(Beginning of DATA RECORDS)

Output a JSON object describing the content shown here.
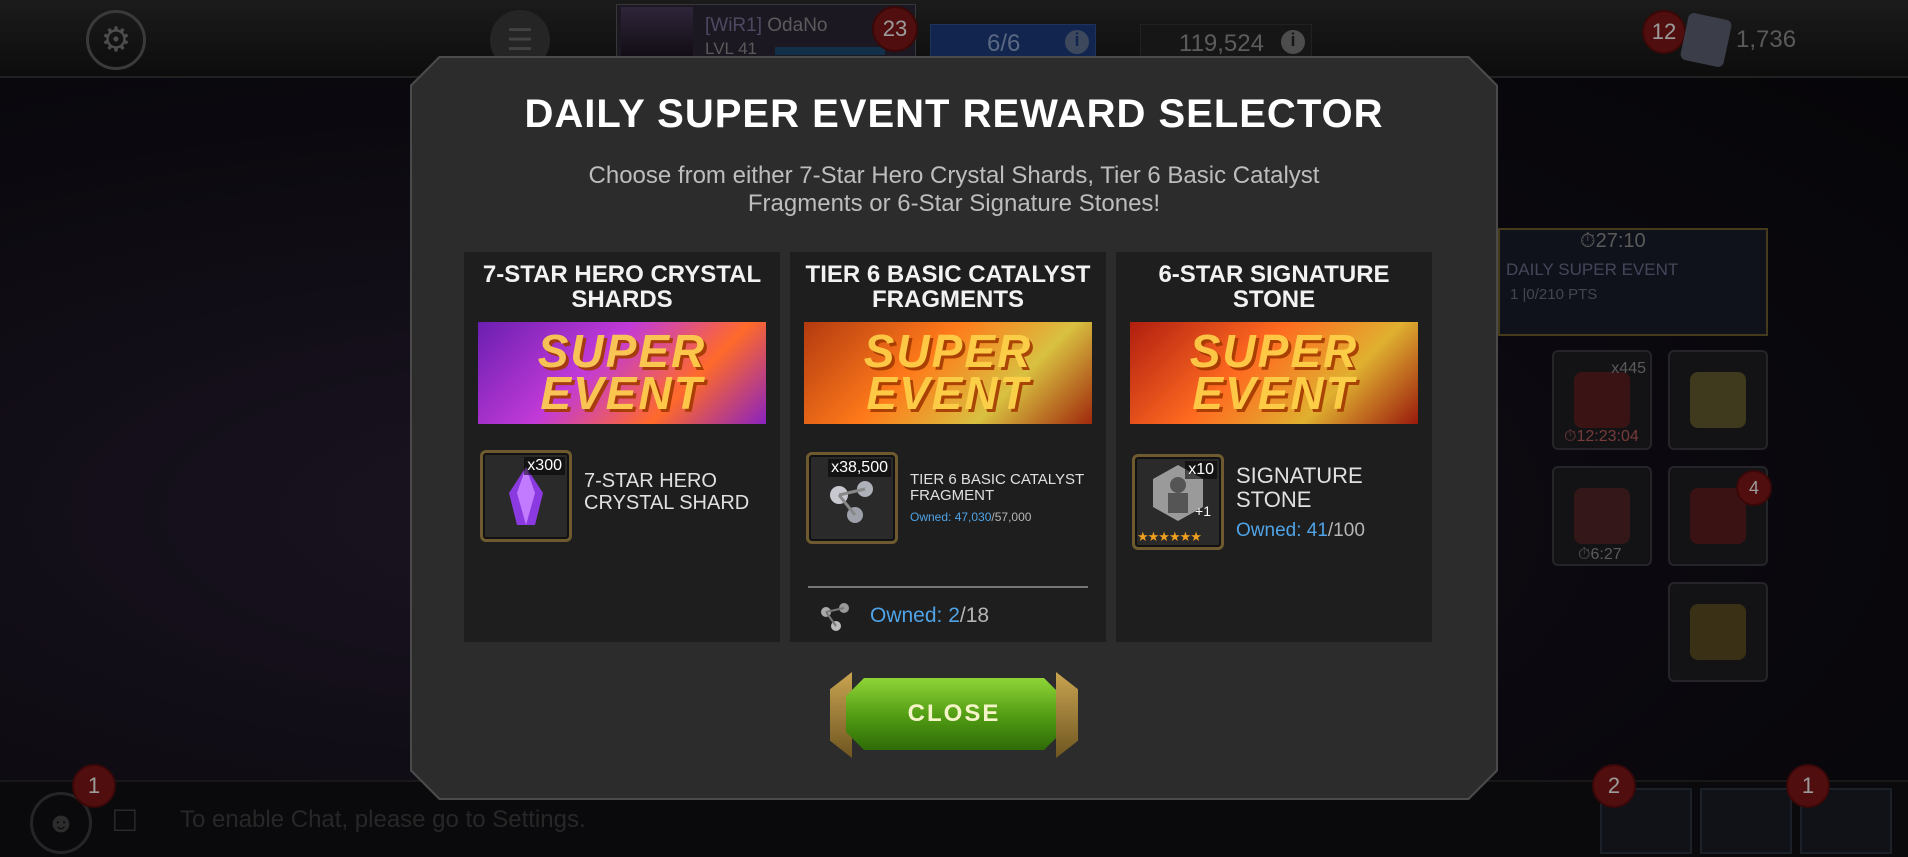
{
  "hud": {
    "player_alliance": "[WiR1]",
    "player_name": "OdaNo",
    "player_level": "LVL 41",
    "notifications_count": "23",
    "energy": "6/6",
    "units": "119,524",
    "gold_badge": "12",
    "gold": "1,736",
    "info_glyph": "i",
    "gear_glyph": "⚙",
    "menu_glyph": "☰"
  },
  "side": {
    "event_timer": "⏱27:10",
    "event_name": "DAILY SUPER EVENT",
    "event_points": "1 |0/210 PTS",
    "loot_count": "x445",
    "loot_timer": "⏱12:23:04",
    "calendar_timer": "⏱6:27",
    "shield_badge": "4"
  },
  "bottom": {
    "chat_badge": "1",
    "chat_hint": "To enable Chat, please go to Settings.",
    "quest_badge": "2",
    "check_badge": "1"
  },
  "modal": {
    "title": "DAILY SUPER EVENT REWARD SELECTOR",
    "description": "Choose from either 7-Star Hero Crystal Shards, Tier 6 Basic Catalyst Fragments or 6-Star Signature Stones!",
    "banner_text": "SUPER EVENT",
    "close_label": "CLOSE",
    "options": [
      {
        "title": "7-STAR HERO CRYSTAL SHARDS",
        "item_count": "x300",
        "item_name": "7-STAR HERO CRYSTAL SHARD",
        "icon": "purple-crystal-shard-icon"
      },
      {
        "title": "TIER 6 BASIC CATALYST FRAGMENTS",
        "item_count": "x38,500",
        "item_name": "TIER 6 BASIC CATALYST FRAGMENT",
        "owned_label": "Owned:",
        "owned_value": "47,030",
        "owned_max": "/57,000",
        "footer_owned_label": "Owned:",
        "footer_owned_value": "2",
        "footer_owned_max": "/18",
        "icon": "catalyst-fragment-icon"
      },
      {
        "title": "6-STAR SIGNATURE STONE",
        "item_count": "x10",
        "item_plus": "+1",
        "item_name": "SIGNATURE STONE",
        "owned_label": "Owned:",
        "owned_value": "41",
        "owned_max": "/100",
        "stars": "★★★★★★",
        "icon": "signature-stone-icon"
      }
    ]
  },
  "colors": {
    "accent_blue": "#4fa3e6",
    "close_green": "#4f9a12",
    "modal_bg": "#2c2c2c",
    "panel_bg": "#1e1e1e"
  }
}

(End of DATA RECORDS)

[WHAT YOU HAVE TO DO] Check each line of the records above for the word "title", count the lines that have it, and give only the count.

[FINAL ANSWER] 4